## WHAT THE EXERCISE ASKS
Give back all of the data exactly, with every picture omitted.

====== INPUT DATA

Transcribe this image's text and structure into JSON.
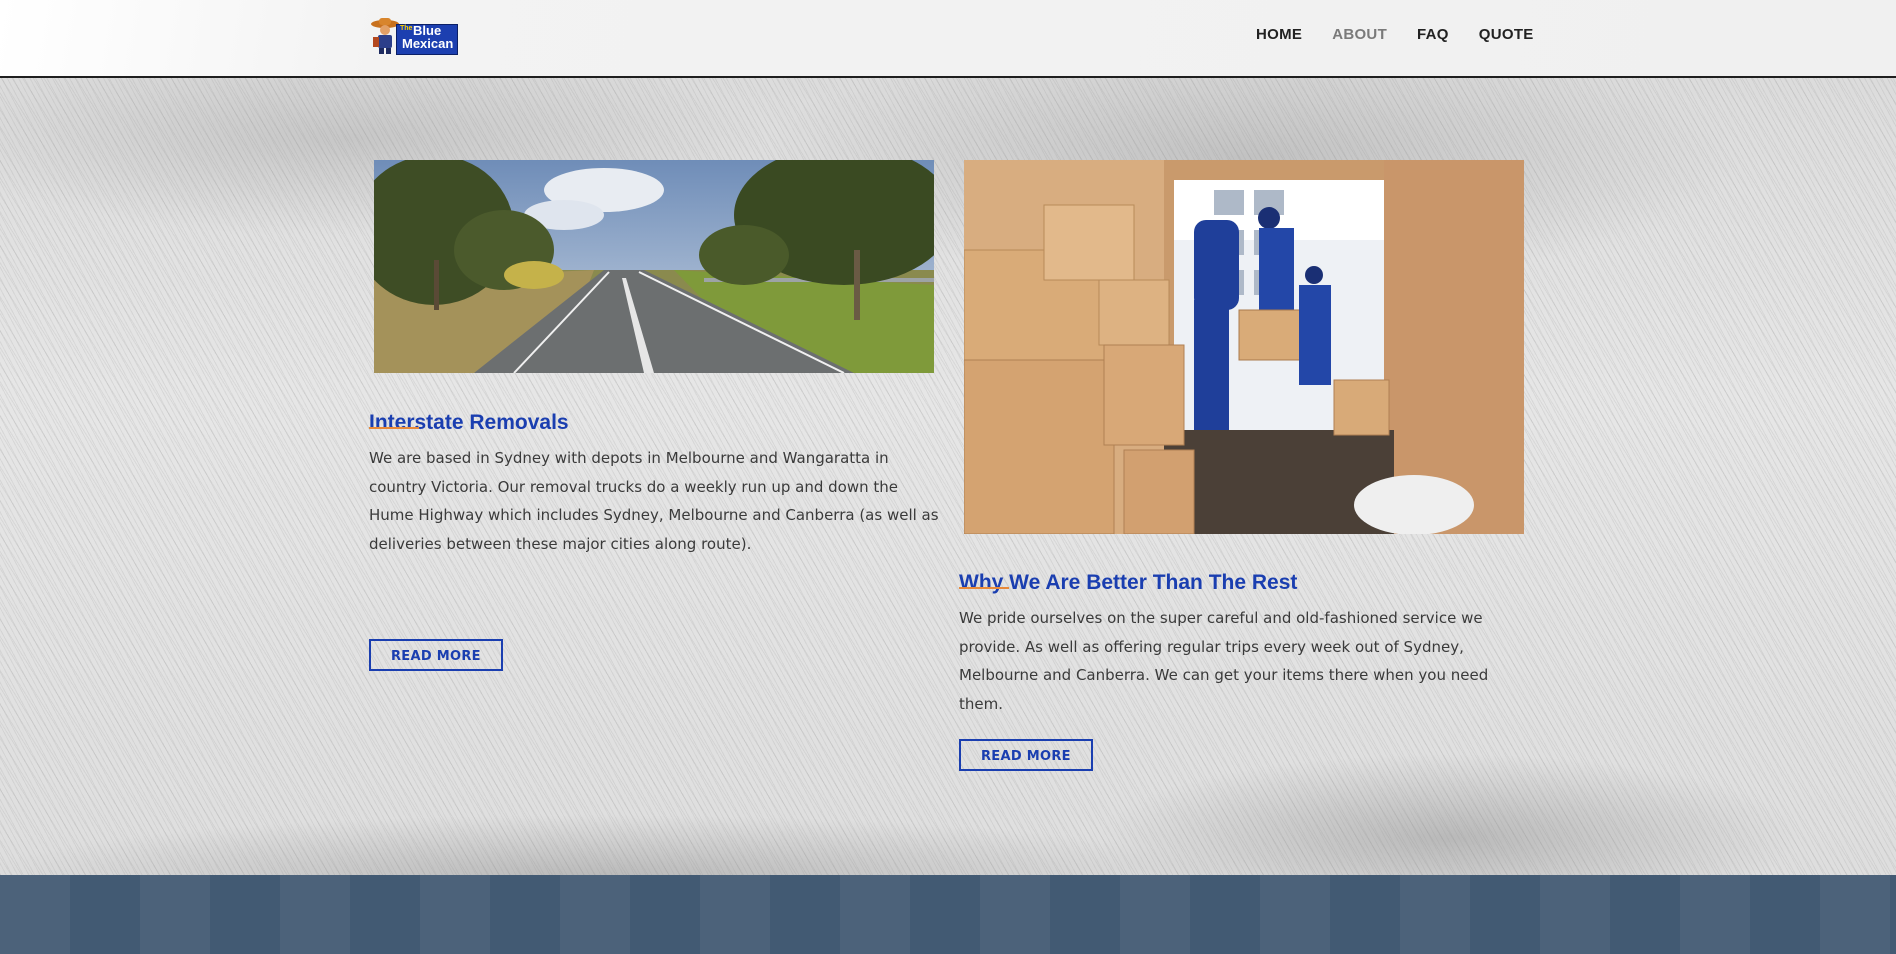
{
  "header": {
    "logo": {
      "line_small": "The",
      "line1": "Blue",
      "line2": "Mexican"
    },
    "nav": [
      {
        "label": "HOME",
        "active": false
      },
      {
        "label": "ABOUT",
        "active": true
      },
      {
        "label": "FAQ",
        "active": false
      },
      {
        "label": "QUOTE",
        "active": false
      }
    ]
  },
  "cards": [
    {
      "image": "country-highway-photo",
      "title": "Interstate Removals",
      "text": "We are based in Sydney with depots in Melbourne and Wangaratta in country Victoria. Our removal trucks do a weekly run up and down the Hume Highway which includes Sydney, Melbourne and Canberra (as well as deliveries between these major cities along route).",
      "button": "READ MORE"
    },
    {
      "image": "movers-loading-van-photo",
      "title": "Why We Are Better Than The Rest",
      "text": "We pride ourselves on the super careful and old-fashioned service we provide. As well as offering regular trips every week out of Sydney, Melbourne and Canberra. We can get your items there when you need them.",
      "button": "READ MORE"
    }
  ],
  "colors": {
    "accent": "#1a3eb0",
    "underline": "#e8893a",
    "footer": "#425a73"
  }
}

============

## EXERCISE RESULT
Transcribe this image's text and structure into JSON.
{
  "header": {
    "logo": {
      "line_small": "The",
      "line1": "Blue",
      "line2": "Mexican"
    },
    "nav": [
      {
        "label": "HOME",
        "active": false
      },
      {
        "label": "ABOUT",
        "active": true
      },
      {
        "label": "FAQ",
        "active": false
      },
      {
        "label": "QUOTE",
        "active": false
      }
    ]
  },
  "cards": [
    {
      "image": "country-highway-photo",
      "title": "Interstate Removals",
      "text": "We are based in Sydney with depots in Melbourne and Wangaratta in country Victoria. Our removal trucks do a weekly run up and down the Hume Highway which includes Sydney, Melbourne and Canberra (as well as deliveries between these major cities along route).",
      "button": "READ MORE"
    },
    {
      "image": "movers-loading-van-photo",
      "title": "Why We Are Better Than The Rest",
      "text": "We pride ourselves on the super careful and old-fashioned service we provide. As well as offering regular trips every week out of Sydney, Melbourne and Canberra. We can get your items there when you need them.",
      "button": "READ MORE"
    }
  ],
  "colors": {
    "accent": "#1a3eb0",
    "underline": "#e8893a",
    "footer": "#425a73"
  }
}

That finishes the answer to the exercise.